The pandemic amplified health and healthcare disparities, including racial and ethnic, income, and geographic disparities. Although these disparities are not typically measured in CMS APM evaluations, it is now more important than ever to measure disparities and understand the causes. Do beneficiaries that are seen by providers participating in APMs receive more equitable care than non-APM providers? Do patients who are racial or ethnic minorities have better health outcomes when seen by providers participating in APMs?
The COVID-19 crisis has further exacerbated feelings of stress and burnout among the nation’s healthcare professionals. In particular, an increasing number of independent practitioners have decided to retire early or sell their practice as a result of increased stress and dissatisfaction with the profession. Did providers in APMs report less stress or more resilience than non-APM providers? Did independent providers in APMs maintain financial solvency in greater numbers than non-APM practices?

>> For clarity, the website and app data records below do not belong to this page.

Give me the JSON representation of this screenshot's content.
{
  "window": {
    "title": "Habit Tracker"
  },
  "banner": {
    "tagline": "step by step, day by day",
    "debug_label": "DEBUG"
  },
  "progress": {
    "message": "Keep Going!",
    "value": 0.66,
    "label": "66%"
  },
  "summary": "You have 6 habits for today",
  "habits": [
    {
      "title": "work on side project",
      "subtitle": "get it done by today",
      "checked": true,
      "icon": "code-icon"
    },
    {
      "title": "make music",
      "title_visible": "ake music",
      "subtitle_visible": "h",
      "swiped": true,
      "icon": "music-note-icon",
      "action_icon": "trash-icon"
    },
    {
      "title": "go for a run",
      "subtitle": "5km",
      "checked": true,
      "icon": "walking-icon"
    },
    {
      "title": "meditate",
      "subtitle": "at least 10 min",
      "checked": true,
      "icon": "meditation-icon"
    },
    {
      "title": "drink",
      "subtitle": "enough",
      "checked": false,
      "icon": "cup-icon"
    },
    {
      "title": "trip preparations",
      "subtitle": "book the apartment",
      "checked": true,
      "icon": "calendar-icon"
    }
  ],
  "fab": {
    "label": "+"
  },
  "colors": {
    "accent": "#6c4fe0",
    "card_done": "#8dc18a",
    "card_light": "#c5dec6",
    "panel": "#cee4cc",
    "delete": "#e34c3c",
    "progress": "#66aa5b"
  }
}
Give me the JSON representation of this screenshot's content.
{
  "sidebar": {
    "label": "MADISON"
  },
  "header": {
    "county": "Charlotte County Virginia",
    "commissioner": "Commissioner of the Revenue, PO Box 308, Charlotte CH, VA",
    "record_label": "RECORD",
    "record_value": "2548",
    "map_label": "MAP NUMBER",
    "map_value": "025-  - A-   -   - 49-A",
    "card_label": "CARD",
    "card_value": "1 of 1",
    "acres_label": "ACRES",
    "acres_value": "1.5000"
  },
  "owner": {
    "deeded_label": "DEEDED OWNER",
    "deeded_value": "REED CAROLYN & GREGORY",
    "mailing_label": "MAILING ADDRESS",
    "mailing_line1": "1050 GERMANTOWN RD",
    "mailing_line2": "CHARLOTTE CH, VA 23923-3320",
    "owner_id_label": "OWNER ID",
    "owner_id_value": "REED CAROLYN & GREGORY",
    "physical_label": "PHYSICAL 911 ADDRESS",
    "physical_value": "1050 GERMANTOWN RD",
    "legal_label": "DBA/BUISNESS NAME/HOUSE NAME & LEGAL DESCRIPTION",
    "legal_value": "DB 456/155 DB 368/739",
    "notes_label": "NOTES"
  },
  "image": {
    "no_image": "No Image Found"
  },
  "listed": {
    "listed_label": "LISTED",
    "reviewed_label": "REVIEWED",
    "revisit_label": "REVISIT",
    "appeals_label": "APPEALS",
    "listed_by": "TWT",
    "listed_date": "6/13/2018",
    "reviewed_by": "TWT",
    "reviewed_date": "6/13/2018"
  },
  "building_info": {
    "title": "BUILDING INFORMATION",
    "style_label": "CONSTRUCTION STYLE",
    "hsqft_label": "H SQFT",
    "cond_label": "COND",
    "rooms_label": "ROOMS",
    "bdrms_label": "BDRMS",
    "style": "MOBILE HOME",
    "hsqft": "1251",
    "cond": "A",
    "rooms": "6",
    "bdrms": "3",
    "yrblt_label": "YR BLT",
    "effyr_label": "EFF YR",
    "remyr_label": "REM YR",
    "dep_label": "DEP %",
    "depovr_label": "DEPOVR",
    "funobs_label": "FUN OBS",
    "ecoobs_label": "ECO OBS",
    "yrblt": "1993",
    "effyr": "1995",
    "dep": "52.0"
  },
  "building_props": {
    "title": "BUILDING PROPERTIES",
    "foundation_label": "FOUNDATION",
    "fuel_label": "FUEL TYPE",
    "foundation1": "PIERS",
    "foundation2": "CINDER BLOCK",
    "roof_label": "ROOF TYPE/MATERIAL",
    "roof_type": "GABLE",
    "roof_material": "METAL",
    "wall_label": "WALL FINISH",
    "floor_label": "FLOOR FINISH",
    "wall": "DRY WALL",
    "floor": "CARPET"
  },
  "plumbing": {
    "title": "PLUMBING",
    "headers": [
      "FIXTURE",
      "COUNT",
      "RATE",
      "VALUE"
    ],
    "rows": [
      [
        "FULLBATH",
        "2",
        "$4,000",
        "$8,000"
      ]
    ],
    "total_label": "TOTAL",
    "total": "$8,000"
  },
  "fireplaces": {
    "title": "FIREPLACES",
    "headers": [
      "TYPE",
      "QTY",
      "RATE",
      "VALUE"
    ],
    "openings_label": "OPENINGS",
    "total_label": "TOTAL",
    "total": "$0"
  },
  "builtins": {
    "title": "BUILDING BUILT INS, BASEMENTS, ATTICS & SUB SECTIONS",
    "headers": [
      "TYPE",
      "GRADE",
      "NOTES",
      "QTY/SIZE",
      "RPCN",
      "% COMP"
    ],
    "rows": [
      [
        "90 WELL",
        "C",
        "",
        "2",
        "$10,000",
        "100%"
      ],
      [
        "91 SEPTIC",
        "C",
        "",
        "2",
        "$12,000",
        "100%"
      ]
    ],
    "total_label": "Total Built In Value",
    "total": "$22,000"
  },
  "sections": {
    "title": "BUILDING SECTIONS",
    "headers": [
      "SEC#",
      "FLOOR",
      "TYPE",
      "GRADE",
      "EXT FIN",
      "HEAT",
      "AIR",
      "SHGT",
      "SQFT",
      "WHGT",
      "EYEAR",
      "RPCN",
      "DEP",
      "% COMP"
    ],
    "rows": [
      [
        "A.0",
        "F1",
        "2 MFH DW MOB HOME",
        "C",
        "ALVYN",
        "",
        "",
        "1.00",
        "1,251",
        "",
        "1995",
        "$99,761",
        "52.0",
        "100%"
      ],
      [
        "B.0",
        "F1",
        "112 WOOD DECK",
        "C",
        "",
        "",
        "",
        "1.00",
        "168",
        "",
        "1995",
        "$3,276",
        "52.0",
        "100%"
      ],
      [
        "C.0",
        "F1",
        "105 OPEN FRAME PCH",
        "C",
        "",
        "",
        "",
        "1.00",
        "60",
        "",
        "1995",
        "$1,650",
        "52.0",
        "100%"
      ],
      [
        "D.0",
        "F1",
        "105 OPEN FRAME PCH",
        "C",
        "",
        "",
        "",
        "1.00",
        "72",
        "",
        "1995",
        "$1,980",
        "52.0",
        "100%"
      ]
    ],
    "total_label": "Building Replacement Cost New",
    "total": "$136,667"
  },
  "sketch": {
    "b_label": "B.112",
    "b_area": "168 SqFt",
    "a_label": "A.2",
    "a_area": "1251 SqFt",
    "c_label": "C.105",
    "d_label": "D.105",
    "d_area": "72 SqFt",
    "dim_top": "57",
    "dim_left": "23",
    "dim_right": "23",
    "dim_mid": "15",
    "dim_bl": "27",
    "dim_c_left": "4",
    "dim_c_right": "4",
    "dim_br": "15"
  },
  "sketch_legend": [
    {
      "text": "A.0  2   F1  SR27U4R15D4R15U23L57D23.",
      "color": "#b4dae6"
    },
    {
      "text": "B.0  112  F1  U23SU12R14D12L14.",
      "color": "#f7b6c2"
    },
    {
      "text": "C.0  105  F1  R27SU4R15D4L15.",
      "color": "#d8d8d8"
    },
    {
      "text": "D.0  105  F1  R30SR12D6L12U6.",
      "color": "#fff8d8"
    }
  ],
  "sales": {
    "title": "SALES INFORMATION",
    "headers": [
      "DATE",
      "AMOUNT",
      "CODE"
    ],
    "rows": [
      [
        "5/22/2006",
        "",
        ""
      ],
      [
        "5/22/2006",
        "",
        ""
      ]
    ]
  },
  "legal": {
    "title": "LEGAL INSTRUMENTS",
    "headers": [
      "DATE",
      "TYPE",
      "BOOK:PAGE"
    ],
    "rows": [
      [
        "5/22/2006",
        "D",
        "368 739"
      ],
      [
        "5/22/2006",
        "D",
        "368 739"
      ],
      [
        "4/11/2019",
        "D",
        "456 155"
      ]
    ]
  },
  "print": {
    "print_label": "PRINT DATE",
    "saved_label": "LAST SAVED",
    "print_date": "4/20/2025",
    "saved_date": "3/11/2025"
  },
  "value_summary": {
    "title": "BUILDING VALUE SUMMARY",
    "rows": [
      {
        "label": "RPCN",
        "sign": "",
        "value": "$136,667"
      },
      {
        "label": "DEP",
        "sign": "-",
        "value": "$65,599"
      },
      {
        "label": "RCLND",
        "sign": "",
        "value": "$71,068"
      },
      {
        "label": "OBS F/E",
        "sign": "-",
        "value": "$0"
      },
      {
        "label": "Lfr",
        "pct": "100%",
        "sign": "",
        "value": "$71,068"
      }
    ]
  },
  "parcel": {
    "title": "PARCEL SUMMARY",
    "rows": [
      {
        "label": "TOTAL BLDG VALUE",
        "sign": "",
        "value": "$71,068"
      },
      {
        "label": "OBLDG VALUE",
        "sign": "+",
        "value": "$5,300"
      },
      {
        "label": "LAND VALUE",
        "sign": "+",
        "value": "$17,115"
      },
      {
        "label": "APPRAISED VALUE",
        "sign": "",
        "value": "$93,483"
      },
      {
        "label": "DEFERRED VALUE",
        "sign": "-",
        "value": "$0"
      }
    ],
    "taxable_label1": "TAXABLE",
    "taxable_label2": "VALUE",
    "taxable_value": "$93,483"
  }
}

The COVID-19 pandemic further stressed an already stressed healthcare system. The U.S. has made incremental progress toward using value-based payments as a mechanism to advance quality and lower the cost of care, but most advanced APMs have yet to attain those goals. To improve cost and quality of care the nation will need to address a great many complexly interrelated factors. High among them is the design and testing of new payment structures built on a strong foundation of providers who will not only adapt to new healthcare environments but thrive in ways that continue to meet and even anticipate patient needs. The pandemic presents a unique opportunity to identify and advance the elements of APMs that foster more resiliency and innovation. It’s an opportunity that the nation must seize to realize a vision of an equitable, cost-effective, high-quality healthcare system.